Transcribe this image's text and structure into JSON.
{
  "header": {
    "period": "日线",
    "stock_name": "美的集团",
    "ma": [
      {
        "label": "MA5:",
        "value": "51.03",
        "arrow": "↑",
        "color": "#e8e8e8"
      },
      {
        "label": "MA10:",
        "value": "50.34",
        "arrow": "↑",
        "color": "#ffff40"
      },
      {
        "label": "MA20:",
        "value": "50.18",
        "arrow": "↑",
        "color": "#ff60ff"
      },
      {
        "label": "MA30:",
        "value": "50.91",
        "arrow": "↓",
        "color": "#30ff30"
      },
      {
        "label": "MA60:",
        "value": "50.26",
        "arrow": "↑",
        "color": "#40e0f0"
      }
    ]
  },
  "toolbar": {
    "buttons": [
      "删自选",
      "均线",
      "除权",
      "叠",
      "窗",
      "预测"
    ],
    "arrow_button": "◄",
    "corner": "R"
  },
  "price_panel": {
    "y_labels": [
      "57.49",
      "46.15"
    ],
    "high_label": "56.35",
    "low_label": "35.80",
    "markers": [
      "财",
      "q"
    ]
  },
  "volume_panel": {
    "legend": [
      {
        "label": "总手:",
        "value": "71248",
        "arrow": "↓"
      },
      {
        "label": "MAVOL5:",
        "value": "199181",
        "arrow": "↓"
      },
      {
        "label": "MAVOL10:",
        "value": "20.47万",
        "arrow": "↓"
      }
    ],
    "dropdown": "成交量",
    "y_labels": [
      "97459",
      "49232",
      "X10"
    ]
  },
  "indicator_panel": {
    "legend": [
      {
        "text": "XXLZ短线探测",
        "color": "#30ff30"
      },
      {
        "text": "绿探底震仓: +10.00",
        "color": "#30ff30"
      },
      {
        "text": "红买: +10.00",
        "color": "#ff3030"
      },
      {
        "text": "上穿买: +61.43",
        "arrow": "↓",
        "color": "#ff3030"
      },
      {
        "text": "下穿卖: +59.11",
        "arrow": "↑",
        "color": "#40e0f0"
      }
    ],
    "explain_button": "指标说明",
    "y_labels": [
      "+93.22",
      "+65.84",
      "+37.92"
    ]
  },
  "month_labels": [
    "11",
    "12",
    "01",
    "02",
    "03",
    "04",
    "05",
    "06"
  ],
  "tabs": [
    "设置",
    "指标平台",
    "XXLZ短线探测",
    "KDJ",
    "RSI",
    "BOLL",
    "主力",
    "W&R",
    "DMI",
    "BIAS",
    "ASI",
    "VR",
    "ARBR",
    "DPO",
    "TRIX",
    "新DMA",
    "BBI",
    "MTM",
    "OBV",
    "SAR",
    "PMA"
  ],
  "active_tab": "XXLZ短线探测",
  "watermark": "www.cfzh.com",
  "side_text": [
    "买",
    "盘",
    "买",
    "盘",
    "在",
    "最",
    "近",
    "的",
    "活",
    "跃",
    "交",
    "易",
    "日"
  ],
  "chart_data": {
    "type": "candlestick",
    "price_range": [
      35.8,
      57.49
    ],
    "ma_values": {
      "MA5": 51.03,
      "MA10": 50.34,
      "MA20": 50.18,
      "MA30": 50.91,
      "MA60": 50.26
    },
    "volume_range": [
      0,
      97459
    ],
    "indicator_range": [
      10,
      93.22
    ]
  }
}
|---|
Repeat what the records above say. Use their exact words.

Transcribe this image's text and structure into JSON.
{
  "header": {
    "period": "日线",
    "stock_name": "美的集团",
    "ma": [
      {
        "label": "MA5:",
        "value": "51.03",
        "arrow": "↑",
        "color": "#e8e8e8"
      },
      {
        "label": "MA10:",
        "value": "50.34",
        "arrow": "↑",
        "color": "#ffff40"
      },
      {
        "label": "MA20:",
        "value": "50.18",
        "arrow": "↑",
        "color": "#ff60ff"
      },
      {
        "label": "MA30:",
        "value": "50.91",
        "arrow": "↓",
        "color": "#30ff30"
      },
      {
        "label": "MA60:",
        "value": "50.26",
        "arrow": "↑",
        "color": "#40e0f0"
      }
    ]
  },
  "toolbar": {
    "buttons": [
      "删自选",
      "均线",
      "除权",
      "叠",
      "窗",
      "预测"
    ],
    "arrow_button": "◄",
    "corner": "R"
  },
  "price_panel": {
    "y_labels": [
      "57.49",
      "46.15"
    ],
    "high_label": "56.35",
    "low_label": "35.80",
    "markers": [
      "财",
      "q"
    ]
  },
  "volume_panel": {
    "legend": [
      {
        "label": "总手:",
        "value": "71248",
        "arrow": "↓"
      },
      {
        "label": "MAVOL5:",
        "value": "199181",
        "arrow": "↓"
      },
      {
        "label": "MAVOL10:",
        "value": "20.47万",
        "arrow": "↓"
      }
    ],
    "dropdown": "成交量",
    "y_labels": [
      "97459",
      "49232",
      "X10"
    ]
  },
  "indicator_panel": {
    "legend": [
      {
        "text": "XXLZ短线探测",
        "color": "#30ff30"
      },
      {
        "text": "绿探底震仓: +10.00",
        "color": "#30ff30"
      },
      {
        "text": "红买: +10.00",
        "color": "#ff3030"
      },
      {
        "text": "上穿买: +61.43",
        "arrow": "↓",
        "color": "#ff3030"
      },
      {
        "text": "下穿卖: +59.11",
        "arrow": "↑",
        "color": "#40e0f0"
      }
    ],
    "explain_button": "指标说明",
    "y_labels": [
      "+93.22",
      "+65.84",
      "+37.92"
    ]
  },
  "month_labels": [
    "11",
    "12",
    "01",
    "02",
    "03",
    "04",
    "05",
    "06"
  ],
  "tabs": [
    "设置",
    "指标平台",
    "XXLZ短线探测",
    "KDJ",
    "RSI",
    "BOLL",
    "主力",
    "W&R",
    "DMI",
    "BIAS",
    "ASI",
    "VR",
    "ARBR",
    "DPO",
    "TRIX",
    "新DMA",
    "BBI",
    "MTM",
    "OBV",
    "SAR",
    "PMA"
  ],
  "active_tab": "XXLZ短线探测",
  "watermark": "www.cfzh.com",
  "side_text": [
    "买",
    "盘",
    "买",
    "盘",
    "在",
    "最",
    "近",
    "的",
    "活",
    "跃",
    "交",
    "易",
    "日"
  ],
  "chart_data": {
    "type": "candlestick",
    "price_range": [
      35.8,
      57.49
    ],
    "ma_values": {
      "MA5": 51.03,
      "MA10": 50.34,
      "MA20": 50.18,
      "MA30": 50.91,
      "MA60": 50.26
    },
    "volume_range": [
      0,
      97459
    ],
    "indicator_range": [
      10,
      93.22
    ]
  }
}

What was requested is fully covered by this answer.